Accompanying the army in the movement from North Anna, they crossed the Pamunky at Hanovertown, and reached the neighborhood of Tolopotomy Creek, and took part in the battle of the 30th, acting as sharpshooters. Crossing the river next morning they moved forward to the position assigned them, acting as skirmishers, capturing a few prisoners, and being under fire all lay.
During the subsequent engagements in the vicinity of Cold Harbor, they did but little except Skirmishing or picket duty in the works at the front. On the 3d of June, Lieutenant Stevens and, Franklin Viall were wounded. On the 4th, Conrad Murat was killed. On the 5th, Alvin Sherman was wounded. On the 12th, they moved towards James River, by way of Charles City Court House, crossing at Wilcox's Landing, and on the evening of the 15th, took position before the enemy's works at Petersburg. On the 18th, they took part in the action at Haires' Farm, and on the 22d, in the battle of Jerusalem Plank Road, in which the Second Corps gallantly repulsed every effort of the enemy. On the 17th, Sergeant Major Caleb M. Jacobs was killed, and on the 20th, Nathan McCaslin was wounded.

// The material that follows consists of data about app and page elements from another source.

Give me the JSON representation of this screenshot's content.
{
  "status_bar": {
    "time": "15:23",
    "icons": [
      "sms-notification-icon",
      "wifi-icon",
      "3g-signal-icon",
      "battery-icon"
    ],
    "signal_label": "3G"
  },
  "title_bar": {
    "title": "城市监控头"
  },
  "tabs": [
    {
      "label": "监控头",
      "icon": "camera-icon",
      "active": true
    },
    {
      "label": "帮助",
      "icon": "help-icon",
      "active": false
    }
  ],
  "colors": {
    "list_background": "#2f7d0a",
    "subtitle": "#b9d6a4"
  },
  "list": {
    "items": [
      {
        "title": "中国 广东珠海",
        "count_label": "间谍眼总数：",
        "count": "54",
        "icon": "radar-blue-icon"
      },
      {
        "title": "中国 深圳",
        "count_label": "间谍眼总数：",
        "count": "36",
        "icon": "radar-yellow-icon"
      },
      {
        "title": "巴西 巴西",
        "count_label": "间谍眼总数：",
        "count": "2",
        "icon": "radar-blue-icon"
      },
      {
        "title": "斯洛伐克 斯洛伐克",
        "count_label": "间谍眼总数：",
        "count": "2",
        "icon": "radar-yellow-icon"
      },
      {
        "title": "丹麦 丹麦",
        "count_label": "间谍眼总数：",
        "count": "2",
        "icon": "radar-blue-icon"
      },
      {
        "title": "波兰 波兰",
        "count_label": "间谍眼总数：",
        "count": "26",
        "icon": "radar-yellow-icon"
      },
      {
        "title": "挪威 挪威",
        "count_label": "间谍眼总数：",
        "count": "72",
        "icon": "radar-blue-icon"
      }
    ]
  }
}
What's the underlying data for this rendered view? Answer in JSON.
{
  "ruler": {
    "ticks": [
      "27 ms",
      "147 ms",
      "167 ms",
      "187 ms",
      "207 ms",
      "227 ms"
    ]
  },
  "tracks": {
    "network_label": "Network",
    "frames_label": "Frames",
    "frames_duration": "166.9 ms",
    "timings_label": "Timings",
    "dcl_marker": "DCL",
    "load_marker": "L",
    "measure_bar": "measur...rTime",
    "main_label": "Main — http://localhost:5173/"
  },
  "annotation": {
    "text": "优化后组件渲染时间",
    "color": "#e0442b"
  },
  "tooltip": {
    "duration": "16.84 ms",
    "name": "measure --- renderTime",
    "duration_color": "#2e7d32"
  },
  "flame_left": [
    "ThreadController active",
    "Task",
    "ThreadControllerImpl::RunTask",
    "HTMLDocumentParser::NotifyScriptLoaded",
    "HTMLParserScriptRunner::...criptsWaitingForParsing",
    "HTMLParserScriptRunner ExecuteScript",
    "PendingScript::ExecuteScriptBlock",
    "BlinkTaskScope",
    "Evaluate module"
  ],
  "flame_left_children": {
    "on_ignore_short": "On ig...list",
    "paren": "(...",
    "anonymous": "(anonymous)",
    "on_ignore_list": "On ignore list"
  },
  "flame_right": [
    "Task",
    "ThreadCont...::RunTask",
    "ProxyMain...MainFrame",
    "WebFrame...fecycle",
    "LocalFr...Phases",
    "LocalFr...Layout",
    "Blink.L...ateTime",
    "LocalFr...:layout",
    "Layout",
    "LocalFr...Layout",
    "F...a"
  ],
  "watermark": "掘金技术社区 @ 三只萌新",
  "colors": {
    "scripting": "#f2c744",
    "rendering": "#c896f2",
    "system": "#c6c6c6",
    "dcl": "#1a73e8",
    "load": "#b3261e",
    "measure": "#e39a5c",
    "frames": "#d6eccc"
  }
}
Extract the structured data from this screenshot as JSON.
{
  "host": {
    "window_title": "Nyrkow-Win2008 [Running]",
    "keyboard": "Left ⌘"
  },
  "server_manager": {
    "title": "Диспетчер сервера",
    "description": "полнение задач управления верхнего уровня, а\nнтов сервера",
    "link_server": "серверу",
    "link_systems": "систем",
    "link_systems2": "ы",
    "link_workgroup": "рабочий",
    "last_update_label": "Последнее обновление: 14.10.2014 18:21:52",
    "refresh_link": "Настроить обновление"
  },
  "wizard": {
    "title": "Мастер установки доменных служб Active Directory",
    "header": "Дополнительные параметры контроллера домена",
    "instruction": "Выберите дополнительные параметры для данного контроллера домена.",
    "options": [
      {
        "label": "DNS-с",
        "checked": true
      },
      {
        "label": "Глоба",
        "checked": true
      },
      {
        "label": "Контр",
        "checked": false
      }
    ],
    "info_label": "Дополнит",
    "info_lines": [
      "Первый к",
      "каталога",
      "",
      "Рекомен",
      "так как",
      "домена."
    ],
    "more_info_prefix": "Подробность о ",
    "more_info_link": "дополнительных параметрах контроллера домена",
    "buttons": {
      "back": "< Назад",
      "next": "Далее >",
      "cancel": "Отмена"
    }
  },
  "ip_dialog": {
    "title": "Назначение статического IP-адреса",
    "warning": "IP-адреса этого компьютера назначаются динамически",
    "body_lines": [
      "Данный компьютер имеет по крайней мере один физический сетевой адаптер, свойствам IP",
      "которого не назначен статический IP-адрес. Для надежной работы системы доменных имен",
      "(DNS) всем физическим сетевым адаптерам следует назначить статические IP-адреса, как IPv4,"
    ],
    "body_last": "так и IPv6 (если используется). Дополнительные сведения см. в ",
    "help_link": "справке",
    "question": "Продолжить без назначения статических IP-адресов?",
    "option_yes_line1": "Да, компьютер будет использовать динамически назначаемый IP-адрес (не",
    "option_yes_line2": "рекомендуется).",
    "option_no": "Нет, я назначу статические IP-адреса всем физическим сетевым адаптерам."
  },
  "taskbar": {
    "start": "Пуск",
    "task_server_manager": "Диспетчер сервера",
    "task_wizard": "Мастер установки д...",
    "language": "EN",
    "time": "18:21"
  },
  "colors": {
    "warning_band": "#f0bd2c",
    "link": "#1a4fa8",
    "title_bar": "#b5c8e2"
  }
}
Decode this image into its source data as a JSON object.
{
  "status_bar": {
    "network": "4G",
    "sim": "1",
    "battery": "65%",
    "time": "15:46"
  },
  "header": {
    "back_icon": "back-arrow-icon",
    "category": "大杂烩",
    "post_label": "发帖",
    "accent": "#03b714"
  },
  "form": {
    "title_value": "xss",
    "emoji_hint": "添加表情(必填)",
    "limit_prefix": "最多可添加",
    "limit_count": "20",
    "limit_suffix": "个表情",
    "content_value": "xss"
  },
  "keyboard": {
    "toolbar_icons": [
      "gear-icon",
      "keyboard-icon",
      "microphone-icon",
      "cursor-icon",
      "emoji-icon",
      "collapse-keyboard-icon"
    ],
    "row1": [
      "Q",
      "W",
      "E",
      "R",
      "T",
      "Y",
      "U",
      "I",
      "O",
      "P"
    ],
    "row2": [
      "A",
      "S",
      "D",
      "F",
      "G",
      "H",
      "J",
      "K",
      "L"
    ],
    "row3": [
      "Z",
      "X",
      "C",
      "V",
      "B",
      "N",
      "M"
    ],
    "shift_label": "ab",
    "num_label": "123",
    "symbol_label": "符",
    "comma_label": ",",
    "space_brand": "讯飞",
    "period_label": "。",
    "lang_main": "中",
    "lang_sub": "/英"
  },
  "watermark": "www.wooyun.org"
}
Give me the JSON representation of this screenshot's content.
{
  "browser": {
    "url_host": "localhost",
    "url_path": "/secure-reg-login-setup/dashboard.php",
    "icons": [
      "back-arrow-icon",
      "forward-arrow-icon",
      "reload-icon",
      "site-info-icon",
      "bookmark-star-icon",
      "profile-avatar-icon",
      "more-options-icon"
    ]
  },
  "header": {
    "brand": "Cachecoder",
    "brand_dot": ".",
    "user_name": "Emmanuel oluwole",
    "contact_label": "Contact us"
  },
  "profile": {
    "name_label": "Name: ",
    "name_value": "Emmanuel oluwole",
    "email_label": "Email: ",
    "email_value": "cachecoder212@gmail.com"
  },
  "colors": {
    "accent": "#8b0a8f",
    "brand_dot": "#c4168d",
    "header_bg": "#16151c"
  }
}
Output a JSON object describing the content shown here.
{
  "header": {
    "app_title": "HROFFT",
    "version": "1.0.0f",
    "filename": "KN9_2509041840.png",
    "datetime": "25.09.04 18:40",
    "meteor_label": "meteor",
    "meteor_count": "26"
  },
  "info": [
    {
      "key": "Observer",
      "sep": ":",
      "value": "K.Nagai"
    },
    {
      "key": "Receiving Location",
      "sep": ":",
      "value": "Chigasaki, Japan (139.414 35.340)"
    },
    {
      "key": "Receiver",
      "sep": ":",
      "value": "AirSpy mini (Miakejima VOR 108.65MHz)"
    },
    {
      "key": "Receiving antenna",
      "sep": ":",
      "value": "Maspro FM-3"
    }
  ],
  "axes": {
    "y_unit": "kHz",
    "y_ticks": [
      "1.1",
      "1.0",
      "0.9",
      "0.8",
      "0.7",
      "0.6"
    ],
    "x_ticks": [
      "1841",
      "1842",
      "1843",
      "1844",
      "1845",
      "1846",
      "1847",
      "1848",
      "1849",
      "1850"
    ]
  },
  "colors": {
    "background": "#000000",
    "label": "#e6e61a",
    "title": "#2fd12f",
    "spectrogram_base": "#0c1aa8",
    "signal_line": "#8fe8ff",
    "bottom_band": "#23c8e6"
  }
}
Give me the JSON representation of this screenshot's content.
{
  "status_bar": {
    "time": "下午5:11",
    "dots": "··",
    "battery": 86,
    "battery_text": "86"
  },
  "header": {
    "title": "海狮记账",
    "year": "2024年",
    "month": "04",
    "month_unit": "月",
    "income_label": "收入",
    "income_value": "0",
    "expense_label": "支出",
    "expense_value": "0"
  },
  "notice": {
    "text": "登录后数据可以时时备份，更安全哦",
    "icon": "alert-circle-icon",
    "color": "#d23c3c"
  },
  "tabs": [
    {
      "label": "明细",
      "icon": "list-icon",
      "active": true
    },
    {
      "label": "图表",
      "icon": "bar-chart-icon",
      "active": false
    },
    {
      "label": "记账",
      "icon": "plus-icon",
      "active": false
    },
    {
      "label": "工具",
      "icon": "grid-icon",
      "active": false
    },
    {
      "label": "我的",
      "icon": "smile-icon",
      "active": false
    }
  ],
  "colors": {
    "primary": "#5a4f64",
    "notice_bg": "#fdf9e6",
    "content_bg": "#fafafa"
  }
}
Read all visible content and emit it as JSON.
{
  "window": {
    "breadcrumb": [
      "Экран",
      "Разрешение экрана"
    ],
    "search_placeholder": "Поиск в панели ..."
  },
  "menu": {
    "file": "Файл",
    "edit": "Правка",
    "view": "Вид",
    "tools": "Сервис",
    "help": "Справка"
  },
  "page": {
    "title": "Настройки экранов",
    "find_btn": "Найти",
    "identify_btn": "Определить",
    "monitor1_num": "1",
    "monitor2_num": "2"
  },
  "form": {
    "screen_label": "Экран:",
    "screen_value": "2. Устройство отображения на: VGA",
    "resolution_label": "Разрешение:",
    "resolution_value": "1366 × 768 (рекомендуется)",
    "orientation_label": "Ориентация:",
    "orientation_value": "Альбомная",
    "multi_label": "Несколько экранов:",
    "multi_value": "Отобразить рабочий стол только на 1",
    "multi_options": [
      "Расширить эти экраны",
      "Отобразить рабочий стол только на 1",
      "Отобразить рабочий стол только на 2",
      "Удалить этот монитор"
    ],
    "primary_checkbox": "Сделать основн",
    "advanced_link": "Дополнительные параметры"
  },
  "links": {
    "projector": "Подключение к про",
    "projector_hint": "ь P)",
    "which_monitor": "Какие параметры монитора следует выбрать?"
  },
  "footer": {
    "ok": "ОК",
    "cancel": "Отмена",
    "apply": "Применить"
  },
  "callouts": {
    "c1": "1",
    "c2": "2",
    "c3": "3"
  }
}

Company G was assigned to a position in the line of works near the Chimneys, where they remained in reserve, furnishing details for fatigue duty, until the 26th of July, when they, joined the Second Corps in its movement across the James River, and took part in the battle of Deep Bottom, the company acting as sharpshooters and skirmishers. They returned to the Chimneys and took part in the charge on the enemy's works at the explosion of the mine on the 30th of July, in which James Reagin was wounded.
On the 12th of August, they again moved with the Second Corps, in its attempt to create a diversion in favor of the Fifth Corps, who, it was designed by General Grant, should make a demonstration against the enemy's communications on the Weldon Railroad, and encountered the enemy at Strawberry Plains, near Deep Run, where Levi Ingolsby was mortally wounded. They returned to the works before Petersburg, where they remained, engaged in picket duty, often under a severe fire, the picket lines of the two armies being posted from sixty to one hundred and fifty yards of each other.
Their term of service having expired, they were mustered out of service in the field, the reenlisted veterans and recruits being transferred to other companies of the regiment, the balance returning home to Wisconsin, where they were disbanded.
Statistics.-Original strength, 105. Gain-by recruits in 1863, 43, in 1864, 37; veteran reenlistments, 9; total, 194. Loss-by death, 34; missing, 8; deserted, 4; transferred, 43; discharged, 58; mustered out, 47.